**DATA SUPPLIED:**
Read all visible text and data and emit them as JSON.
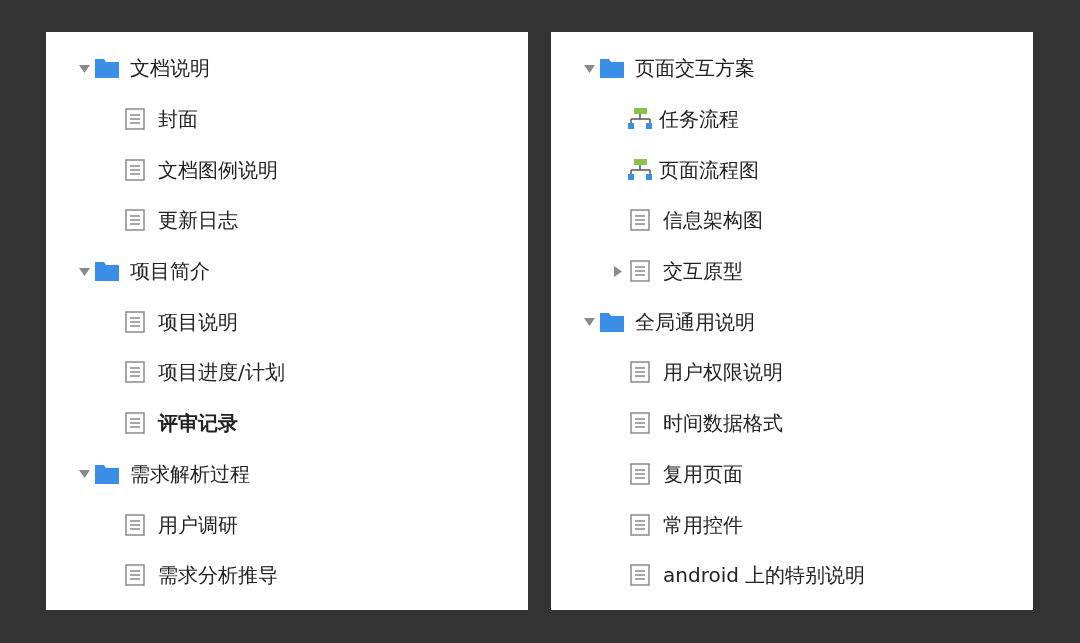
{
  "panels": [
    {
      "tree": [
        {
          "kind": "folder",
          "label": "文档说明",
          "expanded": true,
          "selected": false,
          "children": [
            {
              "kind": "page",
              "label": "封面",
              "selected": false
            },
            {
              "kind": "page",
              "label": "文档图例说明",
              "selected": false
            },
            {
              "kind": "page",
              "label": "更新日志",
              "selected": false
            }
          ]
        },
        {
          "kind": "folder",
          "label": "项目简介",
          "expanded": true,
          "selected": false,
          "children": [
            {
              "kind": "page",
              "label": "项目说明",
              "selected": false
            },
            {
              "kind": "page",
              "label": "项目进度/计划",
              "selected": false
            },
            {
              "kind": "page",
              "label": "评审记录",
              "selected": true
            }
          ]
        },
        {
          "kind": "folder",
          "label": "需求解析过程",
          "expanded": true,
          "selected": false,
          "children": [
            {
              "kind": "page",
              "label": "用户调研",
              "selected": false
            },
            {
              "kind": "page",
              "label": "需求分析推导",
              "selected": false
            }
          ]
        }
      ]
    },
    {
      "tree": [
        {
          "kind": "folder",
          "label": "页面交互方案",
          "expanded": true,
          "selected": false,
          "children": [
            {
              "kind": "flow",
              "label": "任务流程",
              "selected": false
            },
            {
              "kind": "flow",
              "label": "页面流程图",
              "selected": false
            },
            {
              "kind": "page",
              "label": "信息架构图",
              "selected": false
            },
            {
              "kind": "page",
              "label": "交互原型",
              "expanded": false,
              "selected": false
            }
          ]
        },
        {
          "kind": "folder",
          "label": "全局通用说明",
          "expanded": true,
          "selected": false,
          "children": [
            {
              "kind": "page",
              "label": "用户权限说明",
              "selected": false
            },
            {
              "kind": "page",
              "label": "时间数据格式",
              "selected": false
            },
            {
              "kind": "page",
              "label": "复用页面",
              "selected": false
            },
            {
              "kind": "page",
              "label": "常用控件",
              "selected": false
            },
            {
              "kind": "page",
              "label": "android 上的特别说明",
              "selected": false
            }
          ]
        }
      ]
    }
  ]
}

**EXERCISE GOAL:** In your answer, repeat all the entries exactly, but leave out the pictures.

**YOUR SOLUTION:**
Read all visible text and data and emit them as JSON.
{
  "panels": [
    {
      "tree": [
        {
          "kind": "folder",
          "label": "文档说明",
          "expanded": true,
          "selected": false,
          "children": [
            {
              "kind": "page",
              "label": "封面",
              "selected": false
            },
            {
              "kind": "page",
              "label": "文档图例说明",
              "selected": false
            },
            {
              "kind": "page",
              "label": "更新日志",
              "selected": false
            }
          ]
        },
        {
          "kind": "folder",
          "label": "项目简介",
          "expanded": true,
          "selected": false,
          "children": [
            {
              "kind": "page",
              "label": "项目说明",
              "selected": false
            },
            {
              "kind": "page",
              "label": "项目进度/计划",
              "selected": false
            },
            {
              "kind": "page",
              "label": "评审记录",
              "selected": true
            }
          ]
        },
        {
          "kind": "folder",
          "label": "需求解析过程",
          "expanded": true,
          "selected": false,
          "children": [
            {
              "kind": "page",
              "label": "用户调研",
              "selected": false
            },
            {
              "kind": "page",
              "label": "需求分析推导",
              "selected": false
            }
          ]
        }
      ]
    },
    {
      "tree": [
        {
          "kind": "folder",
          "label": "页面交互方案",
          "expanded": true,
          "selected": false,
          "children": [
            {
              "kind": "flow",
              "label": "任务流程",
              "selected": false
            },
            {
              "kind": "flow",
              "label": "页面流程图",
              "selected": false
            },
            {
              "kind": "page",
              "label": "信息架构图",
              "selected": false
            },
            {
              "kind": "page",
              "label": "交互原型",
              "expanded": false,
              "selected": false
            }
          ]
        },
        {
          "kind": "folder",
          "label": "全局通用说明",
          "expanded": true,
          "selected": false,
          "children": [
            {
              "kind": "page",
              "label": "用户权限说明",
              "selected": false
            },
            {
              "kind": "page",
              "label": "时间数据格式",
              "selected": false
            },
            {
              "kind": "page",
              "label": "复用页面",
              "selected": false
            },
            {
              "kind": "page",
              "label": "常用控件",
              "selected": false
            },
            {
              "kind": "page",
              "label": "android 上的特别说明",
              "selected": false
            }
          ]
        }
      ]
    }
  ]
}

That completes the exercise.